Assignment: In the entries that follow, how many lines hold the string "integrand"? Give only that number.

(Page and application data records)

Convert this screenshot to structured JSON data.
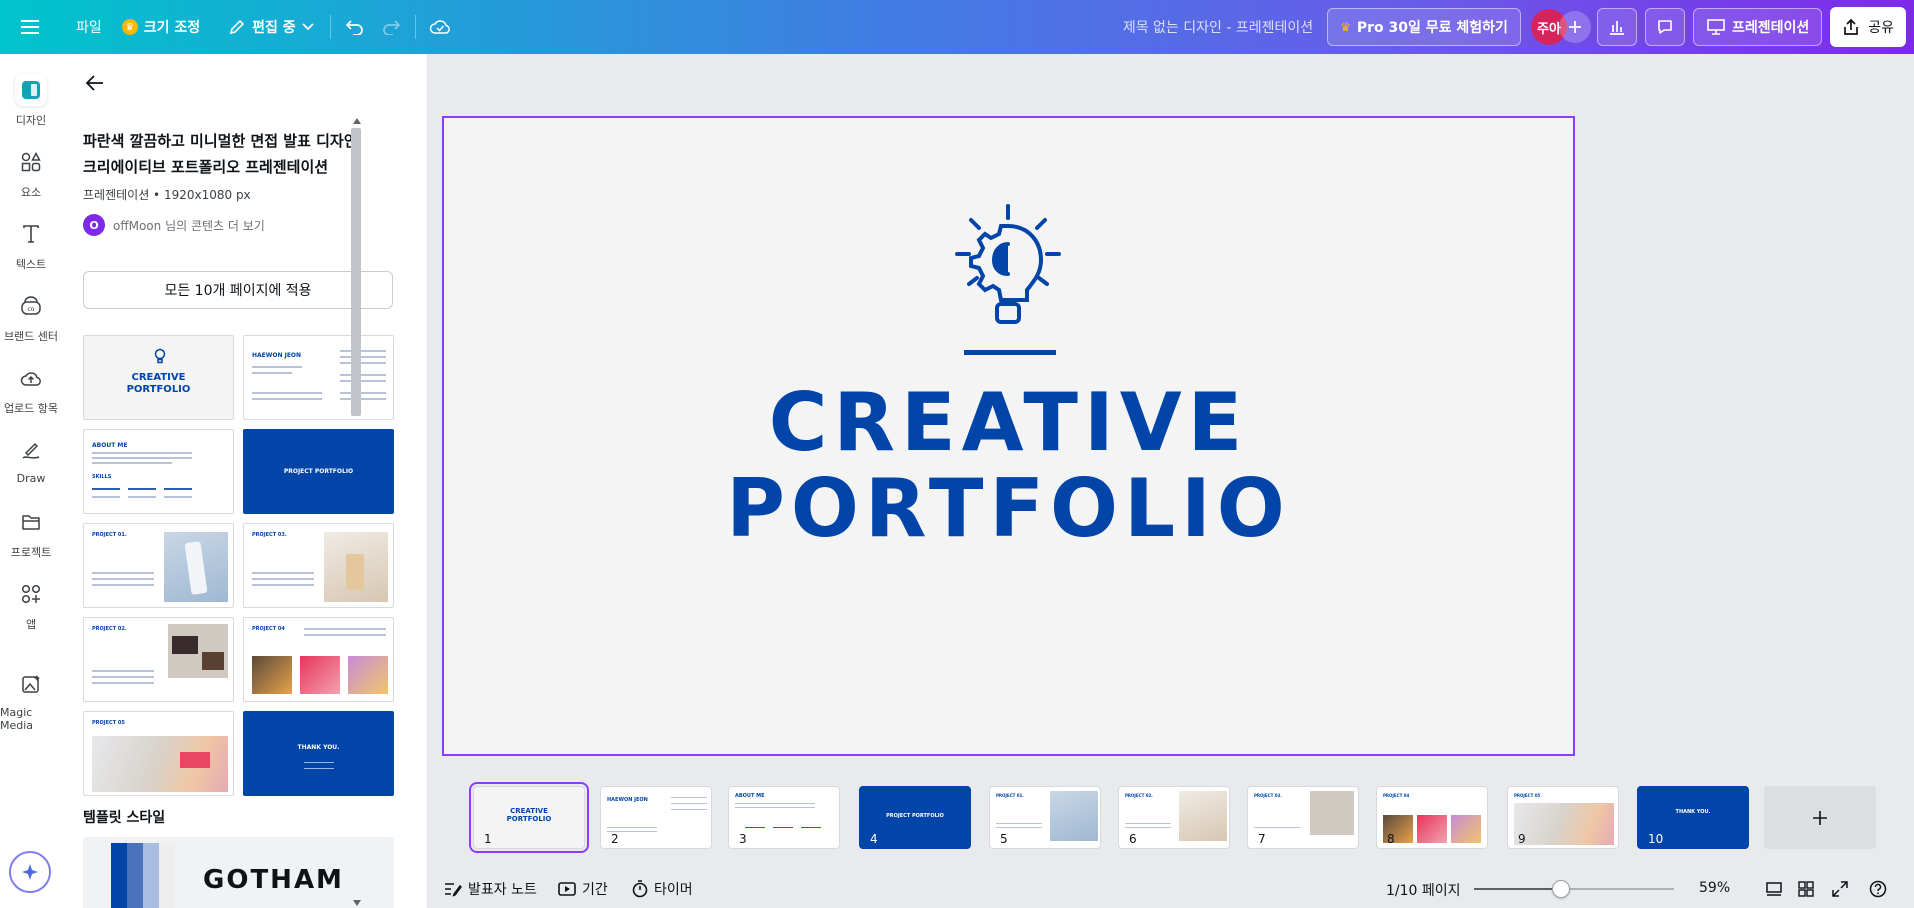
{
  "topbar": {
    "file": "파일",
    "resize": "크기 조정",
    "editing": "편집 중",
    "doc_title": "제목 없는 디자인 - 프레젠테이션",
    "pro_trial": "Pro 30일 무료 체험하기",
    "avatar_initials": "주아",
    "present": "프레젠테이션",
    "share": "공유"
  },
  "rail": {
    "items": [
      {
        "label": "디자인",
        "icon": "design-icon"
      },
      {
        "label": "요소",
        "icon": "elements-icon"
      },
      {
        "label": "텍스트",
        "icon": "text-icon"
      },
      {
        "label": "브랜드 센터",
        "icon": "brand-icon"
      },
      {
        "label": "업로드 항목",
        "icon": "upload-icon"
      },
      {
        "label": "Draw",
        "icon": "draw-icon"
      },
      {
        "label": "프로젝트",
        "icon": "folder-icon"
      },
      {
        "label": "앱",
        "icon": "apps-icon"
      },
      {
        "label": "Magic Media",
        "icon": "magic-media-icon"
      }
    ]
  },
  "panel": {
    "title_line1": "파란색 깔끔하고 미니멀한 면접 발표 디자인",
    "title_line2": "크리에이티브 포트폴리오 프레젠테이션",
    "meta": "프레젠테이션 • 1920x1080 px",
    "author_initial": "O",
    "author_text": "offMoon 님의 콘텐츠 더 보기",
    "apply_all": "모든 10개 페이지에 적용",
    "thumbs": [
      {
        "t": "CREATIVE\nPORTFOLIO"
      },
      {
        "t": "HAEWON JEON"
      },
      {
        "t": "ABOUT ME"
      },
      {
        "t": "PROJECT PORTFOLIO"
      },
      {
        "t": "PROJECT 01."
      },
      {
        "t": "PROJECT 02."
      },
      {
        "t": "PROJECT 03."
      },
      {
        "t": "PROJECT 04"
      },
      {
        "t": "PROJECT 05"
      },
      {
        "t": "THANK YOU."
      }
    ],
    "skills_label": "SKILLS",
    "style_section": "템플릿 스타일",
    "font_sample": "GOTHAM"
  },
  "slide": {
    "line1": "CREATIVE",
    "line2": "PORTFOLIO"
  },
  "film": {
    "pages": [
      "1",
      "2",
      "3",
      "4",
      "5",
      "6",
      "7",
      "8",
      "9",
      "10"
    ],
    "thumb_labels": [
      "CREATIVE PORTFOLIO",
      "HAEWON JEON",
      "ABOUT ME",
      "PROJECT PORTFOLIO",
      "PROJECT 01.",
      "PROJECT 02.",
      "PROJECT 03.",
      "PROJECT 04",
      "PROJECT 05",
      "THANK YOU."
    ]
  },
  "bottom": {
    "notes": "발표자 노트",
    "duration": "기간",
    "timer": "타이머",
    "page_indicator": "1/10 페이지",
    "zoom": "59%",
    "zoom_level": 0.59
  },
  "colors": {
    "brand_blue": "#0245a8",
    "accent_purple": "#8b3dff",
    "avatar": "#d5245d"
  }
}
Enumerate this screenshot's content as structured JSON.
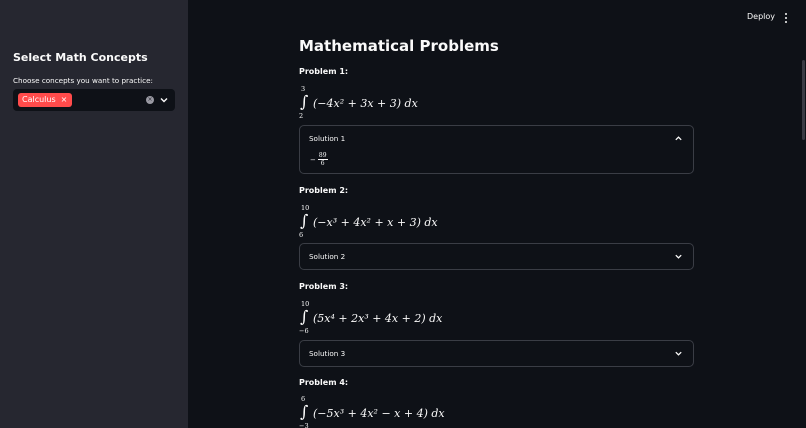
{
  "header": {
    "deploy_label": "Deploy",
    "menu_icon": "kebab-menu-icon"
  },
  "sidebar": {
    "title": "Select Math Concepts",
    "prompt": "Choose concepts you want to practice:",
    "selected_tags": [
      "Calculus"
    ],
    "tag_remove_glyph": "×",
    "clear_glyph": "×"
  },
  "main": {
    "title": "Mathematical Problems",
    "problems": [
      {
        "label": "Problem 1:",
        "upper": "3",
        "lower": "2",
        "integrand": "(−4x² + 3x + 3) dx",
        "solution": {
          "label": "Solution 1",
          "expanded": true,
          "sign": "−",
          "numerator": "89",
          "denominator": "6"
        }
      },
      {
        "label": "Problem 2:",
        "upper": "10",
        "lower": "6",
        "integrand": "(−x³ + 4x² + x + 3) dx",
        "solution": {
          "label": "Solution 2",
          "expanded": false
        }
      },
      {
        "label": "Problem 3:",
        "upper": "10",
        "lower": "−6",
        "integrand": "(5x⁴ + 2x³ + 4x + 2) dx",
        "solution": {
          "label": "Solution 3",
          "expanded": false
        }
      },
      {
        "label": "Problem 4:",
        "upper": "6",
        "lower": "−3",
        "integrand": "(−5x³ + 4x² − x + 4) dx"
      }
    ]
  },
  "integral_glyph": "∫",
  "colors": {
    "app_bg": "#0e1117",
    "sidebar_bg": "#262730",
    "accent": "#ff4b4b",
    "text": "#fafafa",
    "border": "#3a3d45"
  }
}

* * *

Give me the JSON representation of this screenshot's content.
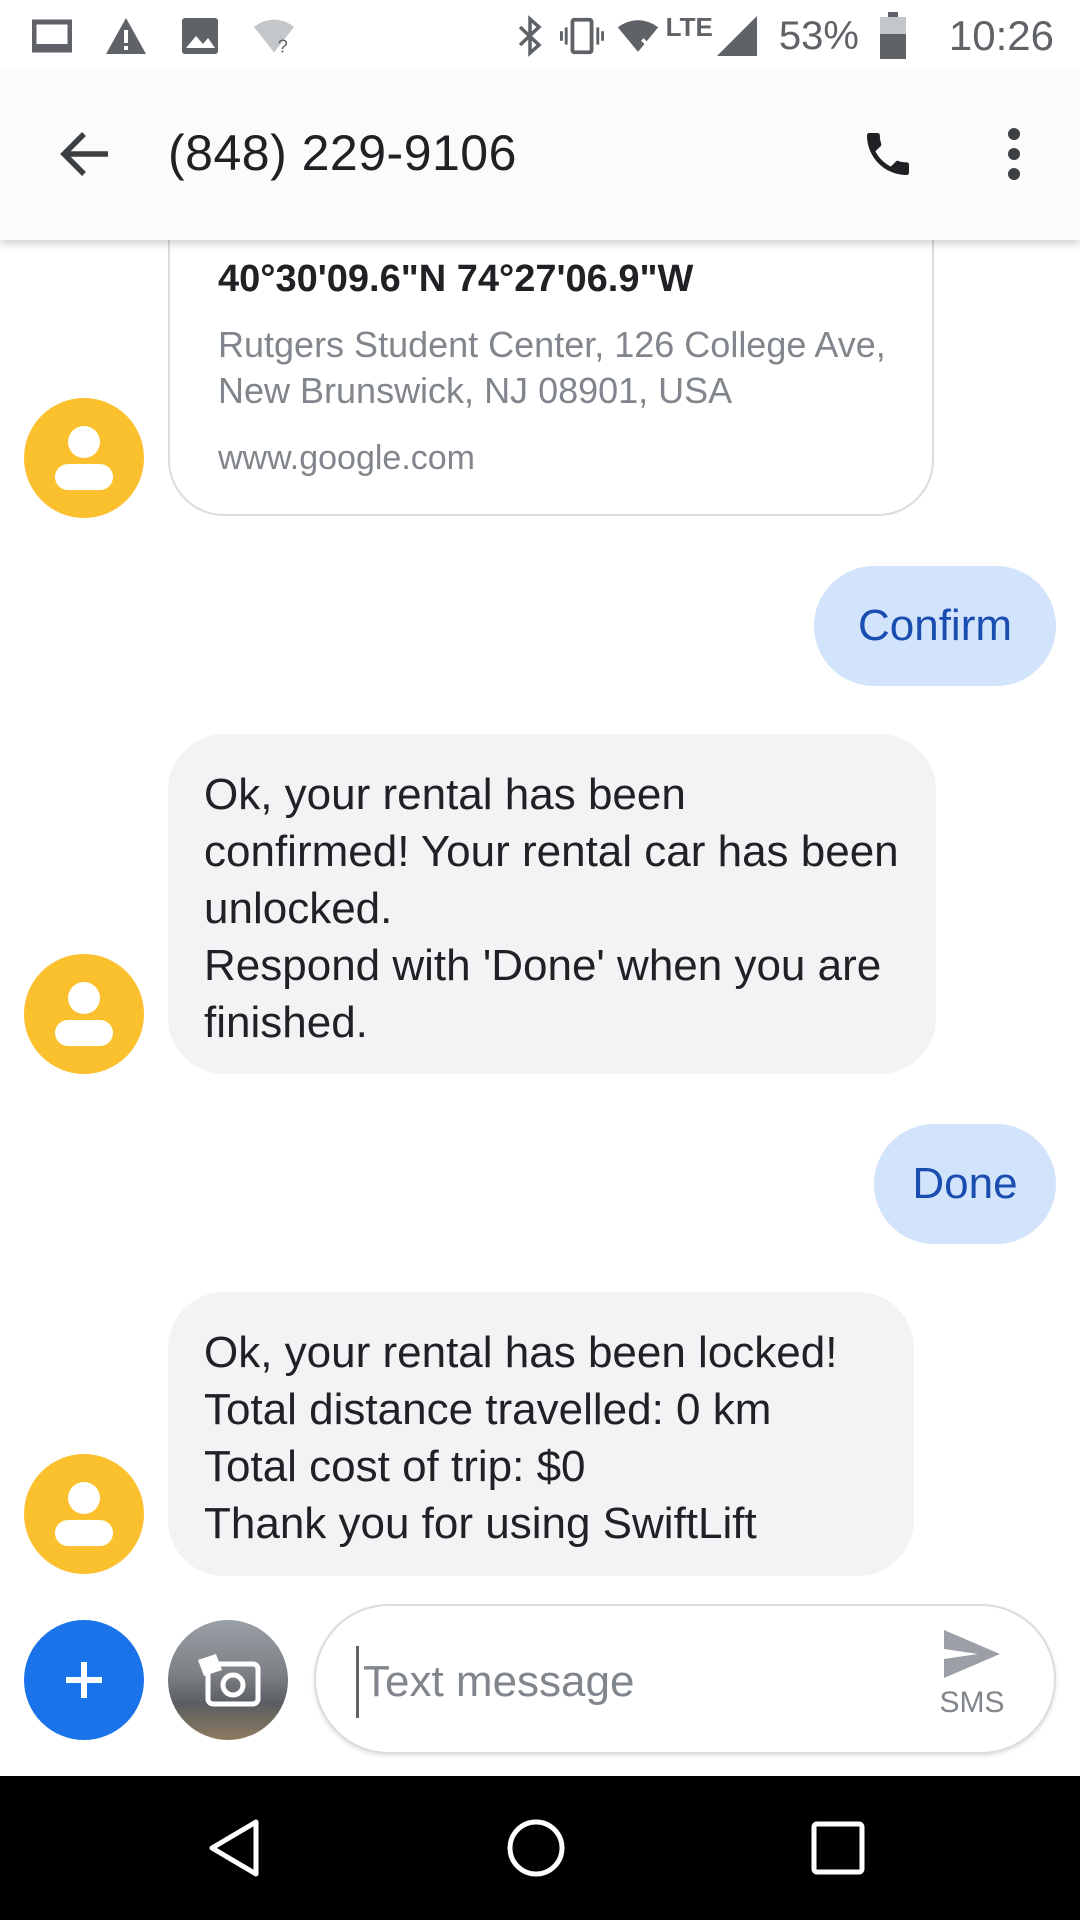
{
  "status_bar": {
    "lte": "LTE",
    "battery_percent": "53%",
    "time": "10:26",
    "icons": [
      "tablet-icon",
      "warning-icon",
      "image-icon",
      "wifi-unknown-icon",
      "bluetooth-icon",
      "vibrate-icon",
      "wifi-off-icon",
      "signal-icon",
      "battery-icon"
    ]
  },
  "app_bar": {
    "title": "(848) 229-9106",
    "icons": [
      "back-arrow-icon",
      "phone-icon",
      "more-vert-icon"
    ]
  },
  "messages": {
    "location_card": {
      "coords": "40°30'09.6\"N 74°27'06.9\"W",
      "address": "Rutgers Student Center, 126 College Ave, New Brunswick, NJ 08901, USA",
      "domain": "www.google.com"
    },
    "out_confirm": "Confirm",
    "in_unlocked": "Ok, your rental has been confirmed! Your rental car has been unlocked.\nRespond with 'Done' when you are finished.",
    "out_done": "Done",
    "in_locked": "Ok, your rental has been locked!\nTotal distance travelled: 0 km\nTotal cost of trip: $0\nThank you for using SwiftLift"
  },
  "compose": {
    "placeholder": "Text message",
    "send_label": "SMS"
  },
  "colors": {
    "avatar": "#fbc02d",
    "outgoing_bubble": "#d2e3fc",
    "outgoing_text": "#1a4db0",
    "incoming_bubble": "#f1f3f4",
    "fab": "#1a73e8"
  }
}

Solution for this problem: 4